- Being great at something and accomplishing whatever you set yourself up for greatly boosts your happiness
- Making ourselves proud of what we do is a key driver of motivation
- Colleagues and managers who appreciate or even praise our work give us joy no salary increase could do so
- First, we have to define for ourselves what “great” actually means
- Second, we have to commit ourselves to becoming actually very good at these things
- Third, we need to actually work
Find work you’re great at
According to a study, a sense of accomplishment is the strongest driver of happiness for employees under 35 years old. While older generations did work to earn money and being the “breadwinner” was enough accomplishment for them, generations y and z seek more than just a decent salary.
Nevertheless, whether you’re a 50-year-old or 20-year-old, being great at something and accomplishing whatever you set yourself up for greatly boosts your happiness.
Making ourselves proud of what we do is a key driver for motivation. Colleagues and managers who appreciate or even praise our work give us joy no salary increase could do so.
So, how can we find work we’re great at?
First, we have to define for ourselves what “great” actually means. I’ve got a pretty clear image of what “great” work at my current stage means: End-to-end ownership of problems, serving my clients as a trusted advisor, being a collaborative colleague who helps his teammates to solve their problems more efficiently, and creating impact outside of my current project by driving internal initiatives.
Concretely, I accomplish great work in the absence of my project manager; my clients call or write me and not my project manager/leadership because they trust me most to handle their problems; I contribute to my teammates’ work streams by providing guidance; I document knowledge I gained through my work and share it with other teams currently working on similar problems.
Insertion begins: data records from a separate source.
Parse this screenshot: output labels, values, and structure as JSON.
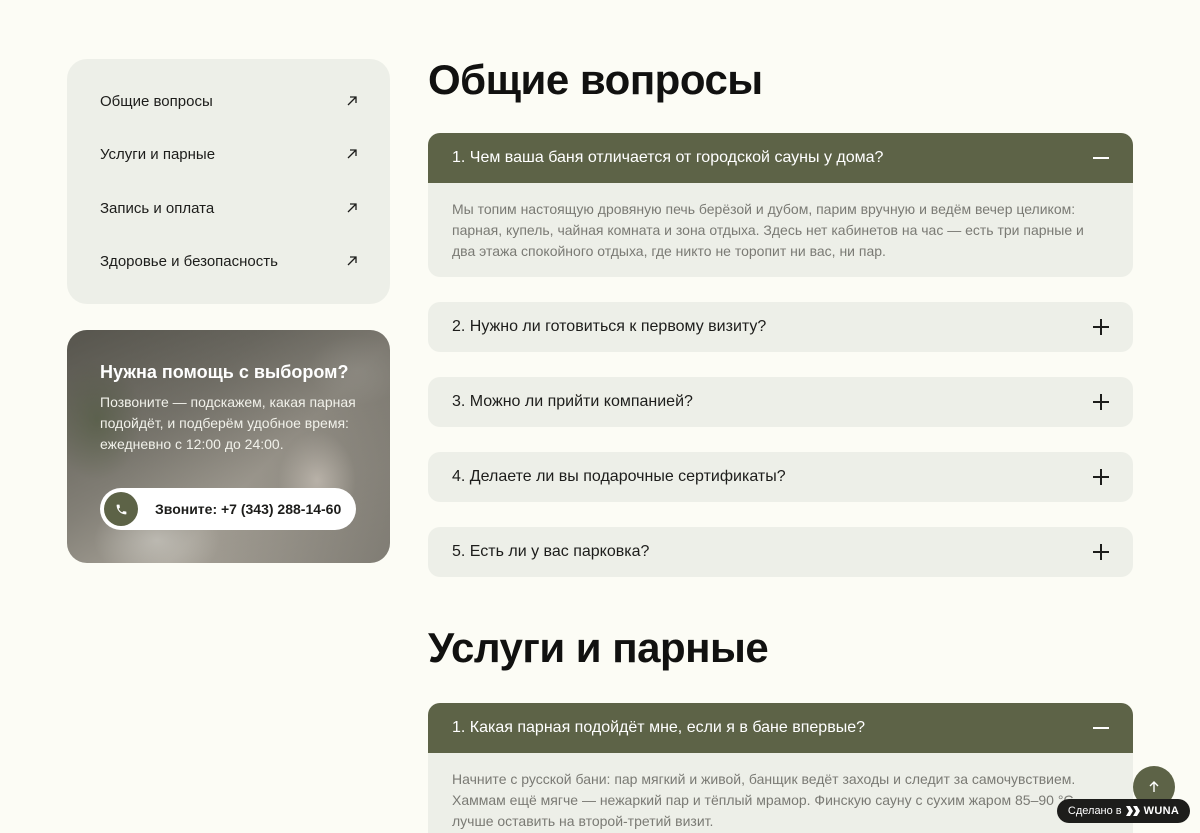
{
  "sidebar": {
    "items": [
      {
        "label": "Общие вопросы"
      },
      {
        "label": "Услуги и парные"
      },
      {
        "label": "Запись и оплата"
      },
      {
        "label": "Здоровье и безопасность"
      }
    ]
  },
  "help": {
    "title": "Нужна помощь с выбором?",
    "text": "Позвоните — подскажем, какая парная подойдёт, и подберём удобное время: ежедневно с 12:00 до 24:00.",
    "call_label": "Звоните: +7 (343) 288-14-60"
  },
  "sections": [
    {
      "title": "Общие вопросы",
      "questions": [
        {
          "q": "1. Чем ваша баня отличается от городской сауны у дома?",
          "a": "Мы топим настоящую дровяную печь берёзой и дубом, парим вручную и ведём вечер целиком: парная, купель, чайная комната и зона отдыха. Здесь нет кабинетов на час — есть три парные и два этажа спокойного отдыха, где никто не торопит ни вас, ни пар.",
          "open": true
        },
        {
          "q": "2. Нужно ли готовиться к первому визиту?",
          "open": false
        },
        {
          "q": "3. Можно ли прийти компанией?",
          "open": false
        },
        {
          "q": "4. Делаете ли вы подарочные сертификаты?",
          "open": false
        },
        {
          "q": "5. Есть ли у вас парковка?",
          "open": false
        }
      ]
    },
    {
      "title": "Услуги и парные",
      "questions": [
        {
          "q": "1. Какая парная подойдёт мне, если я в бане впервые?",
          "a": "Начните с русской бани: пар мягкий и живой, банщик ведёт заходы и следит за самочувствием. Хаммам ещё мягче — нежаркий пар и тёплый мрамор. Финскую сауну с сухим жаром 85–90 °C лучше оставить на второй-третий визит.",
          "open": true
        }
      ]
    }
  ],
  "badge": {
    "prefix": "Сделано в",
    "brand": "WUNA"
  },
  "colors": {
    "accent": "#5d6347",
    "background": "#fcfcf5",
    "card": "#edefe8"
  }
}
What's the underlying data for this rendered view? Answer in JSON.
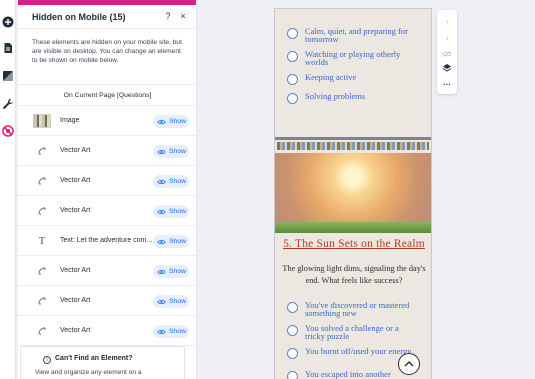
{
  "rail": {
    "items": [
      {
        "name": "add-icon"
      },
      {
        "name": "pages-icon"
      },
      {
        "name": "design-icon"
      },
      {
        "name": "tools-icon"
      },
      {
        "name": "hidden-elements-icon",
        "active": true
      }
    ]
  },
  "panel": {
    "title": "Hidden on Mobile (15)",
    "help_label": "?",
    "close_label": "×",
    "description": "These elements are hidden on your mobile site, but are visible on desktop. You can change an element to be shown on mobile below.",
    "section_label": "On Current Page [Questions]",
    "show_label": "Show",
    "items": [
      {
        "label": "Image",
        "icon": "image-thumbnail"
      },
      {
        "label": "Vector Art",
        "icon": "vector-art-icon"
      },
      {
        "label": "Vector Art",
        "icon": "vector-art-icon"
      },
      {
        "label": "Vector Art",
        "icon": "vector-art-icon"
      },
      {
        "label": "Text: Let the adventure com...",
        "icon": "text-icon"
      },
      {
        "label": "Vector Art",
        "icon": "vector-art-icon"
      },
      {
        "label": "Vector Art",
        "icon": "vector-art-icon"
      },
      {
        "label": "Vector Art",
        "icon": "vector-art-icon"
      }
    ],
    "cant_find": {
      "title": "Can't Find an Element?",
      "description": "View and organize any element on a"
    }
  },
  "mobile": {
    "top_options": [
      "Calm, quiet, and preparing for tomorrow",
      "Watching or playing otherly worlds",
      "Keeping active",
      "Solving problems"
    ],
    "heading": "5. The Sun Sets on the Realm",
    "body": "The glowing light dims, signaling the day's end. What feels like success?",
    "bottom_options": [
      "You've discovered or mastered something new",
      "You solved a challenge or a tricky puzzle",
      "You burnt off/used your energy",
      "You escaped into another"
    ]
  },
  "colors": {
    "accent": "#d6228a",
    "link_blue": "#116dff",
    "option_blue": "#3b68c9",
    "heading_red": "#b53a1e"
  }
}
Second, we have to commit ourselves to becoming actually very good at these things, i.e., we have to be willing to challenge ourselves and learn. Ideally, we tell our managers and colleagues about the things we want to improve so they can help us.
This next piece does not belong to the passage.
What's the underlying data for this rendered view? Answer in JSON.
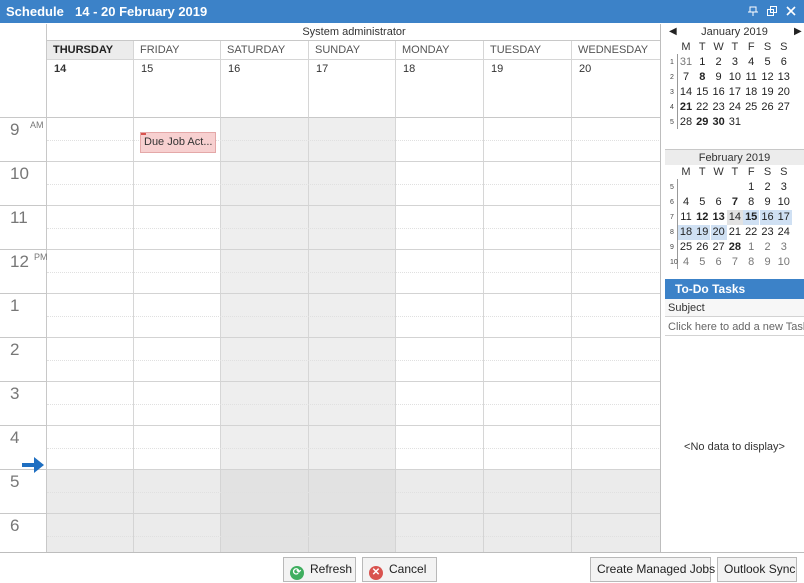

Third, we need to actually work. Thereby, we should be conscious of the tasks and activities that don’t provide us with a sense of pride and accomplishment and reduce them as well as those that do and focus more on them.